▶ RECORDS FOR THE TASK:
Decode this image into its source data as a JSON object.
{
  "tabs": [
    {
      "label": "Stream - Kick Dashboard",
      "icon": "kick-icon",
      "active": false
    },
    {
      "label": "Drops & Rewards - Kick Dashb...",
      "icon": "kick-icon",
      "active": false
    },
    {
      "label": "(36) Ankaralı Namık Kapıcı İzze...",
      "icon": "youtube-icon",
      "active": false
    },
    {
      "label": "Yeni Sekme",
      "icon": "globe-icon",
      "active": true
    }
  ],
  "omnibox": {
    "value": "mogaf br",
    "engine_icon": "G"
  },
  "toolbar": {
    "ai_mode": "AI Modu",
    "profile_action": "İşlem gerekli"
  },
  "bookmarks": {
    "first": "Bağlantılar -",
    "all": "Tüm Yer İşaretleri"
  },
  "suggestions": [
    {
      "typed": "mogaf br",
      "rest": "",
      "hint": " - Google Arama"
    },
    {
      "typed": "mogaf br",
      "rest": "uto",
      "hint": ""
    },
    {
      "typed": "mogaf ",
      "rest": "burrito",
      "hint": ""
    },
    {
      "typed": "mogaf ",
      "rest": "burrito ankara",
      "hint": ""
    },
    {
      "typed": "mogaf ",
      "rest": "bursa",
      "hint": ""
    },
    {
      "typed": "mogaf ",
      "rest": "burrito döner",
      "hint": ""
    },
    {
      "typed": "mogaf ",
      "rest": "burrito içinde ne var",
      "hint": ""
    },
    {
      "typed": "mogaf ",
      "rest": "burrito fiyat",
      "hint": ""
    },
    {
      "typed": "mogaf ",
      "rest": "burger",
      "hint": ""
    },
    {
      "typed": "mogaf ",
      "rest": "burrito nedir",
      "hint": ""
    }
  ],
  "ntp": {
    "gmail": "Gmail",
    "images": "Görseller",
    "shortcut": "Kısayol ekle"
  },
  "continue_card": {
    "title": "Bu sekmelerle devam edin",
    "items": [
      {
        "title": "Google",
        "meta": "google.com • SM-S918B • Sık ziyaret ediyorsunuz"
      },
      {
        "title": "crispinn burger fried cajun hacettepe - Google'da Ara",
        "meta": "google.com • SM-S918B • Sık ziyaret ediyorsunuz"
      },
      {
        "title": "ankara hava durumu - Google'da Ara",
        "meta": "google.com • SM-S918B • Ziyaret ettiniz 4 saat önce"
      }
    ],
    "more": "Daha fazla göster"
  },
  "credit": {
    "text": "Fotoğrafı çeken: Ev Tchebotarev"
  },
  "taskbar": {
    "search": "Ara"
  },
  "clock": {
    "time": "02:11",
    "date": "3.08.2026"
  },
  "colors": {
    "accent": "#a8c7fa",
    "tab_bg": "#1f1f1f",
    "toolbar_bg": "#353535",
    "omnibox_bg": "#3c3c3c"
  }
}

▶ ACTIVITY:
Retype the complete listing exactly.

▶ ANSWER SECTION:
Decode this image into its source data as a JSON object.
{
  "tabs": [
    {
      "label": "Stream - Kick Dashboard",
      "icon": "kick-icon",
      "active": false
    },
    {
      "label": "Drops & Rewards - Kick Dashb...",
      "icon": "kick-icon",
      "active": false
    },
    {
      "label": "(36) Ankaralı Namık Kapıcı İzze...",
      "icon": "youtube-icon",
      "active": false
    },
    {
      "label": "Yeni Sekme",
      "icon": "globe-icon",
      "active": true
    }
  ],
  "omnibox": {
    "value": "mogaf br",
    "engine_icon": "G"
  },
  "toolbar": {
    "ai_mode": "AI Modu",
    "profile_action": "İşlem gerekli"
  },
  "bookmarks": {
    "first": "Bağlantılar -",
    "all": "Tüm Yer İşaretleri"
  },
  "suggestions": [
    {
      "typed": "mogaf br",
      "rest": "",
      "hint": " - Google Arama"
    },
    {
      "typed": "mogaf br",
      "rest": "uto",
      "hint": ""
    },
    {
      "typed": "mogaf ",
      "rest": "burrito",
      "hint": ""
    },
    {
      "typed": "mogaf ",
      "rest": "burrito ankara",
      "hint": ""
    },
    {
      "typed": "mogaf ",
      "rest": "bursa",
      "hint": ""
    },
    {
      "typed": "mogaf ",
      "rest": "burrito döner",
      "hint": ""
    },
    {
      "typed": "mogaf ",
      "rest": "burrito içinde ne var",
      "hint": ""
    },
    {
      "typed": "mogaf ",
      "rest": "burrito fiyat",
      "hint": ""
    },
    {
      "typed": "mogaf ",
      "rest": "burger",
      "hint": ""
    },
    {
      "typed": "mogaf ",
      "rest": "burrito nedir",
      "hint": ""
    }
  ],
  "ntp": {
    "gmail": "Gmail",
    "images": "Görseller",
    "shortcut": "Kısayol ekle"
  },
  "continue_card": {
    "title": "Bu sekmelerle devam edin",
    "items": [
      {
        "title": "Google",
        "meta": "google.com • SM-S918B • Sık ziyaret ediyorsunuz"
      },
      {
        "title": "crispinn burger fried cajun hacettepe - Google'da Ara",
        "meta": "google.com • SM-S918B • Sık ziyaret ediyorsunuz"
      },
      {
        "title": "ankara hava durumu - Google'da Ara",
        "meta": "google.com • SM-S918B • Ziyaret ettiniz 4 saat önce"
      }
    ],
    "more": "Daha fazla göster"
  },
  "credit": {
    "text": "Fotoğrafı çeken: Ev Tchebotarev"
  },
  "taskbar": {
    "search": "Ara"
  },
  "clock": {
    "time": "02:11",
    "date": "3.08.2026"
  },
  "colors": {
    "accent": "#a8c7fa",
    "tab_bg": "#1f1f1f",
    "toolbar_bg": "#353535",
    "omnibox_bg": "#3c3c3c"
  }
}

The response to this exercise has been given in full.